═══ Data for this task ═══
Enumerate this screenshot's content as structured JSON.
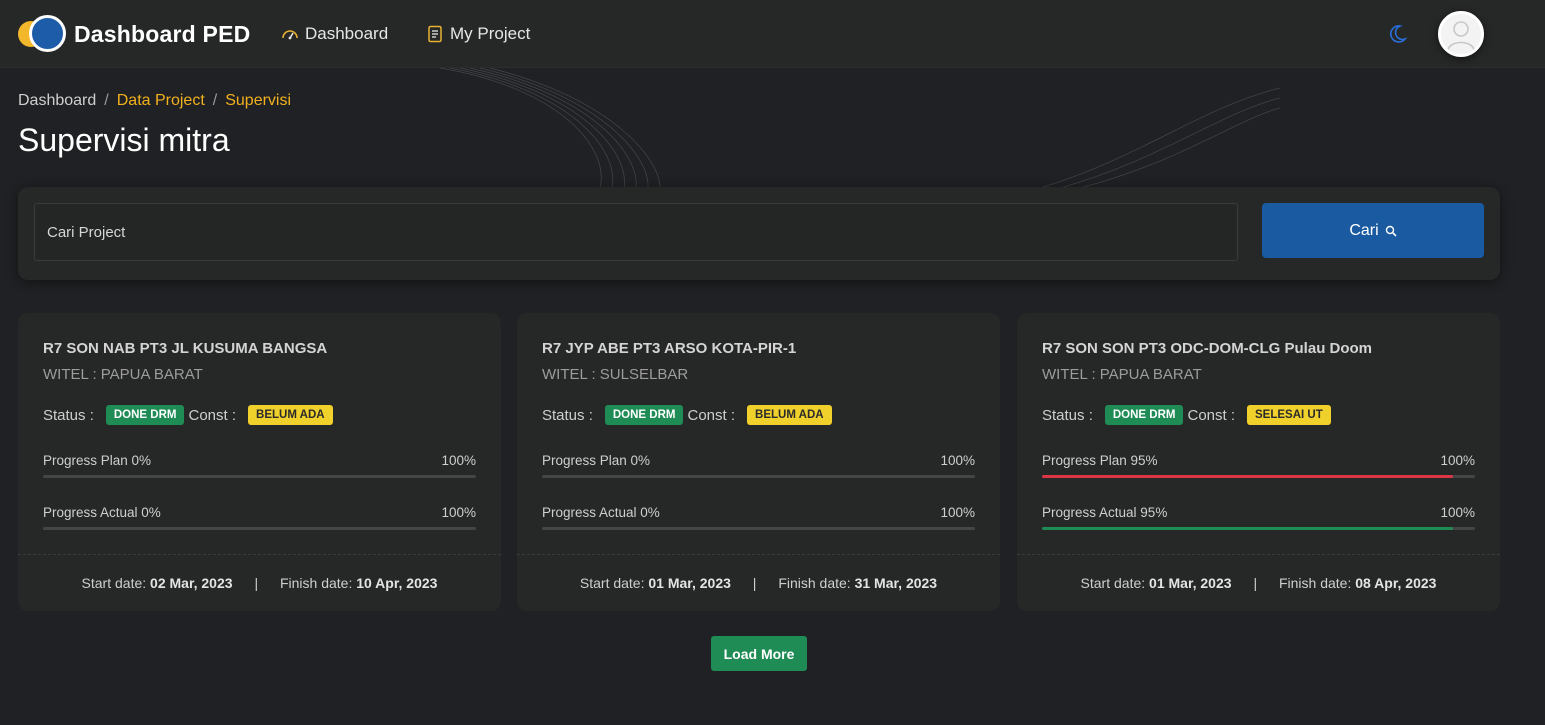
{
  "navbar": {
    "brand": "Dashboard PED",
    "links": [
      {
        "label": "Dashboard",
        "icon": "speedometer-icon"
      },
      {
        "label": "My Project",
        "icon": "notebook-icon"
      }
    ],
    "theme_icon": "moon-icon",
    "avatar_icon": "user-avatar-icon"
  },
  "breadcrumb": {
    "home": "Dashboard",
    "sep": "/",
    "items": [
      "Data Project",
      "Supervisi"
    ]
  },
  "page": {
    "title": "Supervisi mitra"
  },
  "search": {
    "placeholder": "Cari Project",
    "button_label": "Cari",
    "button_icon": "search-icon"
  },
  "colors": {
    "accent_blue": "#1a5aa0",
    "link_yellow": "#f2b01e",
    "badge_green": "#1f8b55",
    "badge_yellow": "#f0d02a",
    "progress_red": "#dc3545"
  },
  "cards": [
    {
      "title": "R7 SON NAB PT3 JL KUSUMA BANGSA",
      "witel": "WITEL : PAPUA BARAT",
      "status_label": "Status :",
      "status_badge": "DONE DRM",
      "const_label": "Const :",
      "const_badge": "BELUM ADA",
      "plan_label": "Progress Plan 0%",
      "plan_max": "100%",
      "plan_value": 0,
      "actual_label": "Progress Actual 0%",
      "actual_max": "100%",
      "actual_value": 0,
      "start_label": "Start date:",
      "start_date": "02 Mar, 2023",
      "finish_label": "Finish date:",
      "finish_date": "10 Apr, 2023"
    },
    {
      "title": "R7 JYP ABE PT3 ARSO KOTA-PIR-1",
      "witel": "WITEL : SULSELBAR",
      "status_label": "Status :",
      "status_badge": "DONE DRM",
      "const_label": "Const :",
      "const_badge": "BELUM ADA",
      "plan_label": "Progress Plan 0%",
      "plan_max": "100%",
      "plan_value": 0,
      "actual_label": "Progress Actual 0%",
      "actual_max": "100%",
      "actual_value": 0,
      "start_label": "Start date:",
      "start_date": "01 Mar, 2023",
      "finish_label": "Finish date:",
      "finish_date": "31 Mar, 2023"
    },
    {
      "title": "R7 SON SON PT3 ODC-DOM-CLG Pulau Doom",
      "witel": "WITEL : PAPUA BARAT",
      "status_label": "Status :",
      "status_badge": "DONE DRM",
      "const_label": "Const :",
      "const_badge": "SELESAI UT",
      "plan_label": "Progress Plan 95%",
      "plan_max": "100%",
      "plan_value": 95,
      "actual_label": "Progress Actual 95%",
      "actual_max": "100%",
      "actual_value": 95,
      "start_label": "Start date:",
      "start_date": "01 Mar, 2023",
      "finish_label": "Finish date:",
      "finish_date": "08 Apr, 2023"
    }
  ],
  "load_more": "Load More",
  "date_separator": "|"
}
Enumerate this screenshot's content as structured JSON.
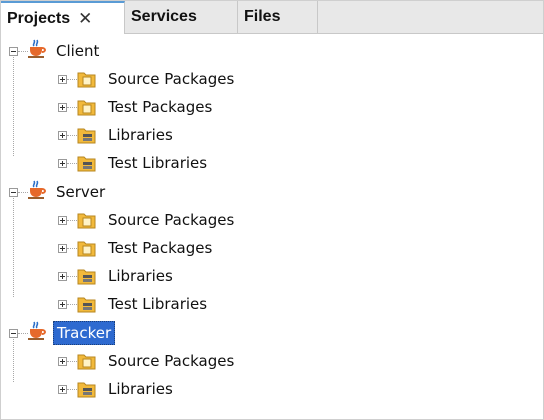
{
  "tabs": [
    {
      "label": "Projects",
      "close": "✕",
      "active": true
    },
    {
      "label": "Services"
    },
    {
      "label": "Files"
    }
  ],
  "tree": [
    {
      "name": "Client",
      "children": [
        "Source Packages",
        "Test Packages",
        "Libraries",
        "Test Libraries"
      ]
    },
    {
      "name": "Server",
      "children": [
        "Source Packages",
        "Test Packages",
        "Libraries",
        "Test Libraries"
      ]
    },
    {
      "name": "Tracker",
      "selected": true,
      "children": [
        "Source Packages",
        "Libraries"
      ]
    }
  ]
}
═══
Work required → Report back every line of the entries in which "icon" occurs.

Answer for this exercise →
        "icon": "speedometer-icon"
        "icon": "notebook-icon"
    "theme_icon": "moon-icon",
    "avatar_icon": "user-avatar-icon"
    "button_icon": "search-icon"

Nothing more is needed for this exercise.